What is expected.
Where an entry contains a picture, omit the picture and repeat the rest exactly.

Provided records.

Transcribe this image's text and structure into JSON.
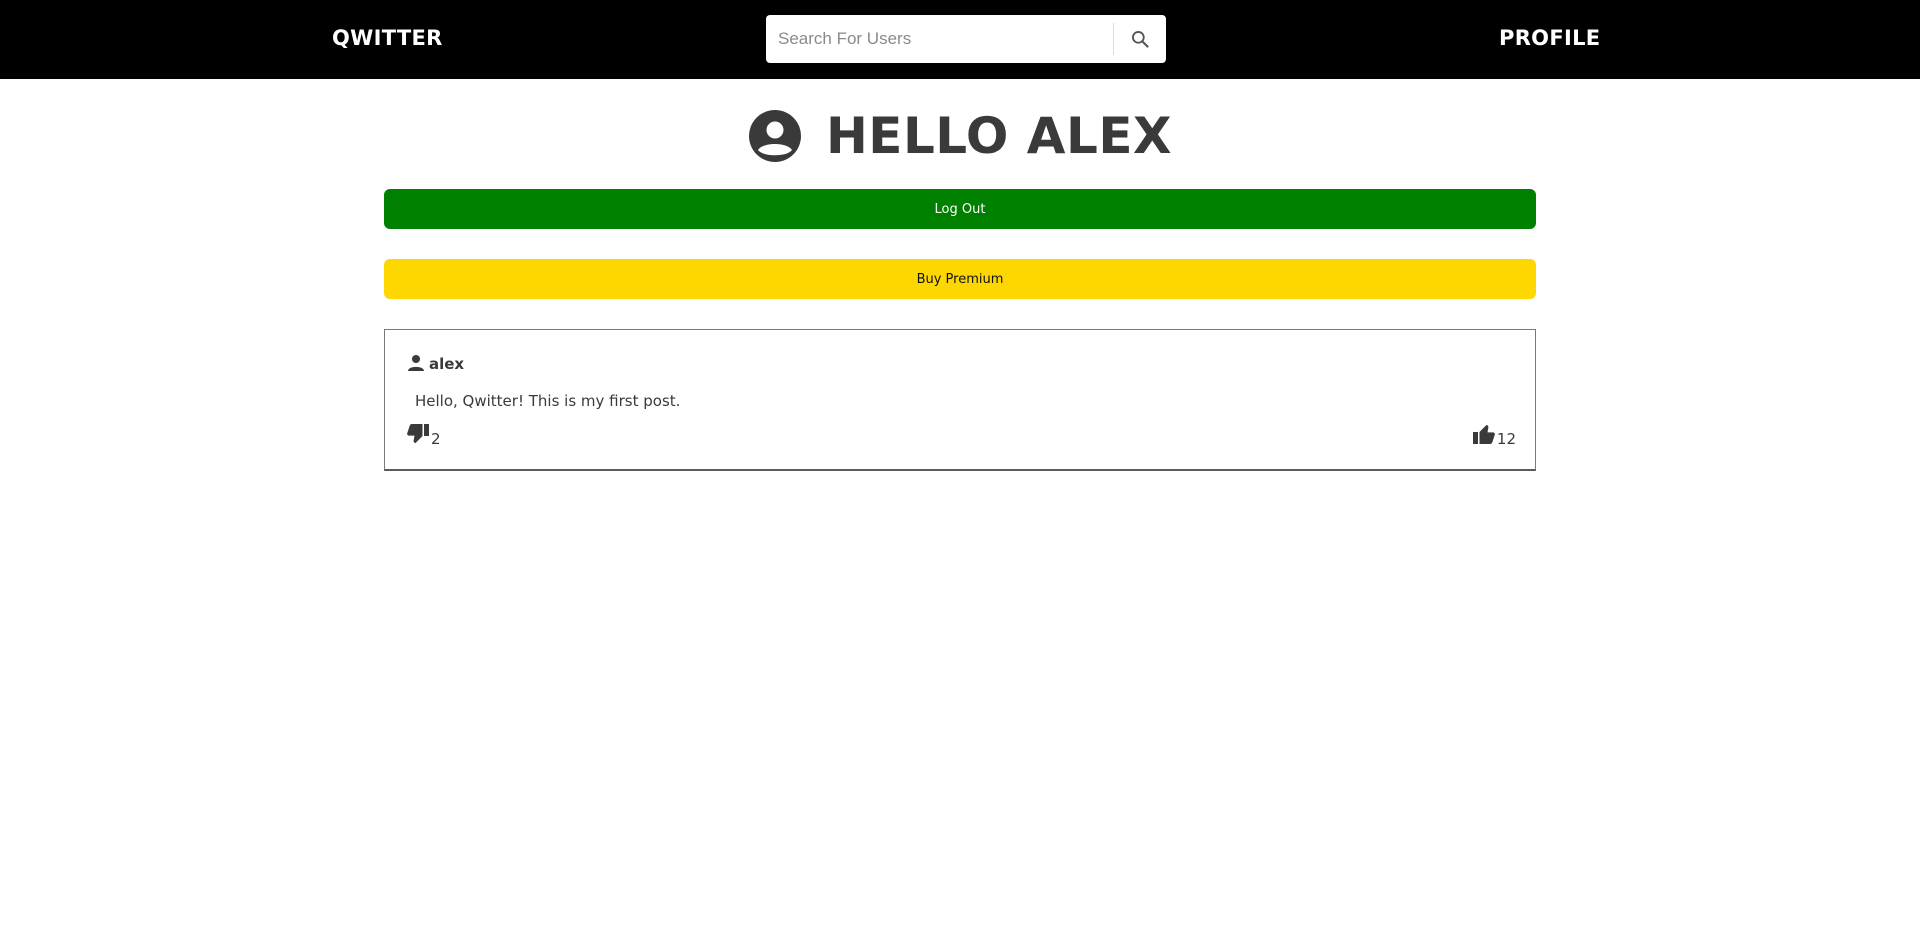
{
  "nav": {
    "brand": "QWITTER",
    "search_placeholder": "Search For Users",
    "search_icon": "search-icon",
    "profile": "PROFILE"
  },
  "greeting": {
    "icon": "account-circle-icon",
    "text": "HELLO ALEX"
  },
  "buttons": {
    "logout": "Log Out",
    "premium": "Buy Premium"
  },
  "colors": {
    "navbar": "#000000",
    "logout": "#008000",
    "premium": "#ffd700",
    "text": "#3a3a3a"
  },
  "posts": [
    {
      "author_icon": "person-icon",
      "author": "alex",
      "body": "Hello, Qwitter! This is my first post.",
      "dislike_icon": "thumbs-down-icon",
      "dislikes": "2",
      "like_icon": "thumbs-up-icon",
      "likes": "12"
    }
  ]
}
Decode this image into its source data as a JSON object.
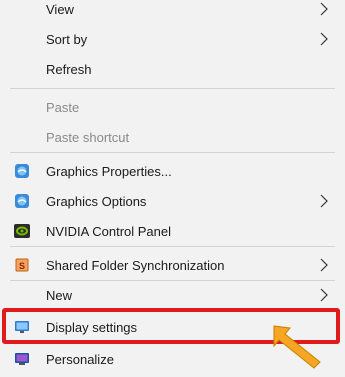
{
  "menu": {
    "items": [
      {
        "label": "View",
        "submenu": true,
        "disabled": false
      },
      {
        "label": "Sort by",
        "submenu": true,
        "disabled": false
      },
      {
        "label": "Refresh",
        "submenu": false,
        "disabled": false
      },
      {
        "label": "Paste",
        "submenu": false,
        "disabled": true
      },
      {
        "label": "Paste shortcut",
        "submenu": false,
        "disabled": true
      },
      {
        "label": "Graphics Properties...",
        "submenu": false,
        "disabled": false,
        "icon": "intel-graphics-icon"
      },
      {
        "label": "Graphics Options",
        "submenu": true,
        "disabled": false,
        "icon": "intel-graphics-icon"
      },
      {
        "label": "NVIDIA Control Panel",
        "submenu": false,
        "disabled": false,
        "icon": "nvidia-icon"
      },
      {
        "label": "Shared Folder Synchronization",
        "submenu": true,
        "disabled": false,
        "icon": "shared-folder-sync-icon"
      },
      {
        "label": "New",
        "submenu": true,
        "disabled": false
      },
      {
        "label": "Display settings",
        "submenu": false,
        "disabled": false,
        "icon": "display-icon",
        "highlighted": true
      },
      {
        "label": "Personalize",
        "submenu": false,
        "disabled": false,
        "icon": "personalize-icon"
      }
    ]
  },
  "colors": {
    "menu_bg": "#f2f2f2",
    "highlight_border": "#e01b1b",
    "cursor_fill": "#f5a623",
    "disabled_text": "#8a8a8a"
  }
}
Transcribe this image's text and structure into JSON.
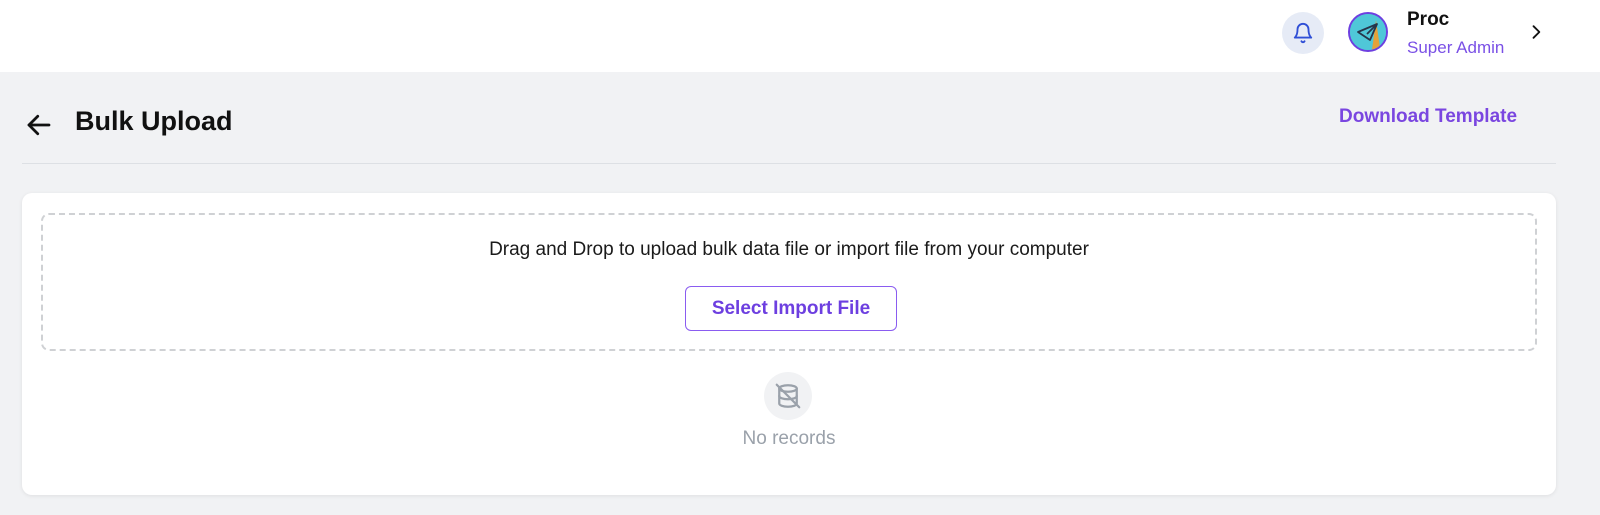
{
  "header": {
    "notification_icon": "bell-icon",
    "user": {
      "name": "Proc",
      "role": "Super Admin",
      "avatar_icon": "paper-plane-avatar",
      "menu_icon": "chevron-right-icon"
    }
  },
  "page": {
    "back_icon": "arrow-left-icon",
    "title": "Bulk Upload",
    "download_template_label": "Download Template"
  },
  "upload": {
    "instructions": "Drag and Drop to upload bulk data file or import file from your computer",
    "select_button_label": "Select Import File"
  },
  "records": {
    "empty_icon": "database-off-icon",
    "empty_text": "No records"
  },
  "colors": {
    "accent": "#7a46e0",
    "page_background": "#f1f2f4",
    "muted_text": "#9aa1aa",
    "bell_background": "#e6ebf6",
    "bell_icon": "#2f4fd6"
  }
}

Task response.
Transcribe this image's text and structure into JSON.
{
  "nav": {
    "brand": "QWITTER",
    "search_placeholder": "Search For Users",
    "search_icon": "search-icon",
    "profile": "PROFILE"
  },
  "greeting": {
    "icon": "account-circle-icon",
    "text": "HELLO ALEX"
  },
  "buttons": {
    "logout": "Log Out",
    "premium": "Buy Premium"
  },
  "colors": {
    "navbar": "#000000",
    "logout": "#008000",
    "premium": "#ffd700",
    "text": "#3a3a3a"
  },
  "posts": [
    {
      "author_icon": "person-icon",
      "author": "alex",
      "body": "Hello, Qwitter! This is my first post.",
      "dislike_icon": "thumbs-down-icon",
      "dislikes": "2",
      "like_icon": "thumbs-up-icon",
      "likes": "12"
    }
  ]
}
Decode this image into its source data as a JSON object.
{
  "menu": {
    "items": [
      {
        "label": "View",
        "submenu": true,
        "disabled": false
      },
      {
        "label": "Sort by",
        "submenu": true,
        "disabled": false
      },
      {
        "label": "Refresh",
        "submenu": false,
        "disabled": false
      },
      {
        "label": "Paste",
        "submenu": false,
        "disabled": true
      },
      {
        "label": "Paste shortcut",
        "submenu": false,
        "disabled": true
      },
      {
        "label": "Graphics Properties...",
        "submenu": false,
        "disabled": false,
        "icon": "intel-graphics-icon"
      },
      {
        "label": "Graphics Options",
        "submenu": true,
        "disabled": false,
        "icon": "intel-graphics-icon"
      },
      {
        "label": "NVIDIA Control Panel",
        "submenu": false,
        "disabled": false,
        "icon": "nvidia-icon"
      },
      {
        "label": "Shared Folder Synchronization",
        "submenu": true,
        "disabled": false,
        "icon": "shared-folder-sync-icon"
      },
      {
        "label": "New",
        "submenu": true,
        "disabled": false
      },
      {
        "label": "Display settings",
        "submenu": false,
        "disabled": false,
        "icon": "display-icon",
        "highlighted": true
      },
      {
        "label": "Personalize",
        "submenu": false,
        "disabled": false,
        "icon": "personalize-icon"
      }
    ]
  },
  "colors": {
    "menu_bg": "#f2f2f2",
    "highlight_border": "#e01b1b",
    "cursor_fill": "#f5a623",
    "disabled_text": "#8a8a8a"
  }
}
Transcribe this image's text and structure into JSON.
{
  "header": {
    "notification_icon": "bell-icon",
    "user": {
      "name": "Proc",
      "role": "Super Admin",
      "avatar_icon": "paper-plane-avatar",
      "menu_icon": "chevron-right-icon"
    }
  },
  "page": {
    "back_icon": "arrow-left-icon",
    "title": "Bulk Upload",
    "download_template_label": "Download Template"
  },
  "upload": {
    "instructions": "Drag and Drop to upload bulk data file or import file from your computer",
    "select_button_label": "Select Import File"
  },
  "records": {
    "empty_icon": "database-off-icon",
    "empty_text": "No records"
  },
  "colors": {
    "accent": "#7a46e0",
    "page_background": "#f1f2f4",
    "muted_text": "#9aa1aa",
    "bell_background": "#e6ebf6",
    "bell_icon": "#2f4fd6"
  }
}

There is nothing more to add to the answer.